Nietzsche┤s ▄bermensch not suited as a transhumanist ancestor

Hubert Mania (mania@welfen-netz.com)
Sat, 12 Jun 1999 19:28:23 +0200

In the thread about a new transhumanist etymology Andrew Hennessey wrote :

>Adolf Hitler then adopted modern Theosophy and early Neitzsche to
>supplement his own ideas on Social engineering and 'Overmen'
>The 20th century in particular has a long bloody history of wanting to
>breed the right people.
>Any definition of Transhumanism should distance itself from comparisons
with
>the Human Race - in my opinion.

And Spudboy100 found out that :

>The Ubermann was the individual who could
>withstand the knowledge of life's "meaninglessness" and still find joy in
>it. Locked into that Eternal Return, that is. Count me out please!

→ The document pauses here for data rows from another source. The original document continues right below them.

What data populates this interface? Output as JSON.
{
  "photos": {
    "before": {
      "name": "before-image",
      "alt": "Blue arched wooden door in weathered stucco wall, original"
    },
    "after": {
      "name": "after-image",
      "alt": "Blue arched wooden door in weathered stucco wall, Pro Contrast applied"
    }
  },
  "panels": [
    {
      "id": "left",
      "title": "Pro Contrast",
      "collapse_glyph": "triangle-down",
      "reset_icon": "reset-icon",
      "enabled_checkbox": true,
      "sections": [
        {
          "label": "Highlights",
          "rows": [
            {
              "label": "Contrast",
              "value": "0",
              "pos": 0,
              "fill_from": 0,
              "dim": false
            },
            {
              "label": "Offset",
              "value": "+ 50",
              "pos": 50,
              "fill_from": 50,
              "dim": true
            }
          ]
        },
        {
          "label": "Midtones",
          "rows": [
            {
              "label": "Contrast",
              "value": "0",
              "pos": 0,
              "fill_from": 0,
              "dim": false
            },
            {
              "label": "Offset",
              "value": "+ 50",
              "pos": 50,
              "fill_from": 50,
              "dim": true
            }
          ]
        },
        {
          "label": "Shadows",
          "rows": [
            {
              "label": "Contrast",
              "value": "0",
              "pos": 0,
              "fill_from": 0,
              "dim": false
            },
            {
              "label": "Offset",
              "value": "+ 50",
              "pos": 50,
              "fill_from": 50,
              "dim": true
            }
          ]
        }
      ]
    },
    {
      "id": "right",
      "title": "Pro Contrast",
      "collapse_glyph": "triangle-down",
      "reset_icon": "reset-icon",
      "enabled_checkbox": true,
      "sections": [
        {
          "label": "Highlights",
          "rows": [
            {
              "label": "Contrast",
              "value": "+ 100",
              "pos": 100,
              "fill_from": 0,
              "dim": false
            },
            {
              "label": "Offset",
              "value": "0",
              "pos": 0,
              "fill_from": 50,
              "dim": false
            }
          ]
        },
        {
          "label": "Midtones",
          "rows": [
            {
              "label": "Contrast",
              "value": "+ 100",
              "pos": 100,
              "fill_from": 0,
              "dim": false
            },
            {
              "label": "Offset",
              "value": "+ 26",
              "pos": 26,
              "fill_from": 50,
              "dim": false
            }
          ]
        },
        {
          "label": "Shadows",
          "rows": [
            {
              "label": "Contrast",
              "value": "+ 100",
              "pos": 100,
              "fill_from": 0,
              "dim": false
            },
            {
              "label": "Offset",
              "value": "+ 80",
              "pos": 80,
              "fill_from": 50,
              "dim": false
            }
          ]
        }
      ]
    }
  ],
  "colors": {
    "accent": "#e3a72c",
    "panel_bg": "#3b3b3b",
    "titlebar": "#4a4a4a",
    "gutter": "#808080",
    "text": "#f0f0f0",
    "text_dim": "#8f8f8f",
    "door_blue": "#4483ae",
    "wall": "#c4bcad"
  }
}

Nietzsche said, God is dead, the ▄bermensch shall live. He is the sole purpose of the Earth. Those superior humans who have higher aspirations must transcend their nature and "have to perish". Maybe this Nietzschean qoute could function as an ancestorial reference in a preamble to the future "Singularitarian Principles". But for all those who are not willing to be replaced by postsingularitarian AIs and SIs, for all those who share a different view of the posthuman development, Nietzsche`s antidemocratic, antifeminist and elitist thinking doesn`t seem to be an appropiate source to get inspirations from.

When I first visited the transhuman mailing lists and found out that Nietzsche`s "Zarathustra" belonged to the favourite books of many transhumanists, I was puzzled. Though of course all Nietzsche experts agree that he was a superb author, I must strongly object to this opinion. Maybe the English translation of Zarathustra does not display this awkward antiquated language of the German original with the romanticizing fairy tale view and use of animals to show ...what the hell . . . he probably didn`t know it himself. When you are grown up in Germany and read the original in 1999 with only the tiniest amount of transhumanist aesthetics and style in the back of your mind, you cannot continue reading without being annoyed by the sentimental language and the ridiculous use of analogies to picture his utterly confused emotions and his fatalistic world view.

Okay, this is my private opinion on Nietzsche`s Zarathustra. I do understand the continuous search for transhuman ancestors in history, but I think Nietzsche should be counted out in this respect. The announcement of God`s death might have been a revolutionary act in 19th century Germany but his philosophy of the eternal return of the same is deeply rooted in Schopenhauer`s pessimistic approach to life and is IMHO not at all suited to be a transhumanis precursor.

Cheers
Hubert